Following criticism of races starting behind the safety car in heavy rain that denied fans the chance to see a proper standing start, the FIA will tweak the sporting regulations accordingly.

“A new procedure regarding wet weather starts was accepted,” a statement from the FIA reads.

“From 2017, if a safety car is deemed to be required for the beginning of a race due to wet weather, a normal standing start will occur once the track is deemed safe to race.

“The process will see the safety car return to the pit lane and the cars assemble on the grid for the start.”

The change will be in force from next year’s season-opening Australian Grand Prix on March 26, as confirmed on the provisional calendar also announced by the FIA on Wednesday.

Other changes approved by the WMSC at its meeting include a relaxing of the ban on helmet designs, an end to stockpiling of power unit components and a standard issue of tires for the early part of the season.

“Drivers must continue to present their helmets in substantially the same livery at every event of the FIA Formula 1 World Championship for easy recognition of the driver in the car,” the FIA statement reads.

“However a driver will now be allowed one event (such as a home race) for a special livery (at the driver’s choice). Drivers will also be allowed to change their helmet liveries if changing teams during the season.

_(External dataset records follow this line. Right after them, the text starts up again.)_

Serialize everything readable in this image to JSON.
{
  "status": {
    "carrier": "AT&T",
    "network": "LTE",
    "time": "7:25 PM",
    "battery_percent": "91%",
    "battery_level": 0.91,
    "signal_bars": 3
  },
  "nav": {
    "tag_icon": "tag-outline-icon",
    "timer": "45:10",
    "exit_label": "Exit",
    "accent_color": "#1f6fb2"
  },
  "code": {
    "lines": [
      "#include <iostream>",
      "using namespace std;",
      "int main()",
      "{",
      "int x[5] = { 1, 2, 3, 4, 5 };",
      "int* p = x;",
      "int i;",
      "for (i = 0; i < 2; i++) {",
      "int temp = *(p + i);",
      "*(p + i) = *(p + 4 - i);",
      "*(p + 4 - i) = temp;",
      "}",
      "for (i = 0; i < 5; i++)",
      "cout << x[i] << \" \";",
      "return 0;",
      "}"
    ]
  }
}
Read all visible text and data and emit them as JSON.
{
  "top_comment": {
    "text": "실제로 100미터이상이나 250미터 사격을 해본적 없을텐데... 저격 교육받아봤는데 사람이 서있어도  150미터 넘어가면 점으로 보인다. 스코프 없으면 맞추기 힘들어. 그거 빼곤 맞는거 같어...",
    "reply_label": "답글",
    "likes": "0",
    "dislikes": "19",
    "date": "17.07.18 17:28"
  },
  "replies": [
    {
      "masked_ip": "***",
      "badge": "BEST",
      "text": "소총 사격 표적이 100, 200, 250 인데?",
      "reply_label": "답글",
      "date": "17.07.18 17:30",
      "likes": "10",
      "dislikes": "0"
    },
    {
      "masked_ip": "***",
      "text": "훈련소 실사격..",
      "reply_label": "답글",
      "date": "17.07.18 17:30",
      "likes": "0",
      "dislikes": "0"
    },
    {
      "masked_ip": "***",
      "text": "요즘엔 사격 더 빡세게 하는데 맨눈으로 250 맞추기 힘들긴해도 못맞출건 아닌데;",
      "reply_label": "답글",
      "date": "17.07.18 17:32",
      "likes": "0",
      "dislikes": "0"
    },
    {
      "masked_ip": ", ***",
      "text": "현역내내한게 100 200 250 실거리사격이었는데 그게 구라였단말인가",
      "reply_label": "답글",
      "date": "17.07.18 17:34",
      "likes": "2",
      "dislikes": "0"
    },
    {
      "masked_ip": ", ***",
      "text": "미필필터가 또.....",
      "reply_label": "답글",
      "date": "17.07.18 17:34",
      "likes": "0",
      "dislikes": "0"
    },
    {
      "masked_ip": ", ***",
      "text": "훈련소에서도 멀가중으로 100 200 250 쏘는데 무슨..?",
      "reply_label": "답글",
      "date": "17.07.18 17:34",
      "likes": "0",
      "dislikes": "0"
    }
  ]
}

“During any single event, if a driver introduces more than one of a power unit element that is subject to penalty, only the last element fitted may be used at subsequent events without further penalty. This is to prevent the stockpiling of spare power unit elements.

“For the first five events of the 2017 Championship season only, the normal team selection procedure for tires will not be used as the deadline occurs before pre-season testing.

“For these events the supplier will allocate two sets of the hardest compound specification, four sets of the medium compound specification and seven sets of the softest compound specification to each driver.”

You can read the full statement from the FIA here.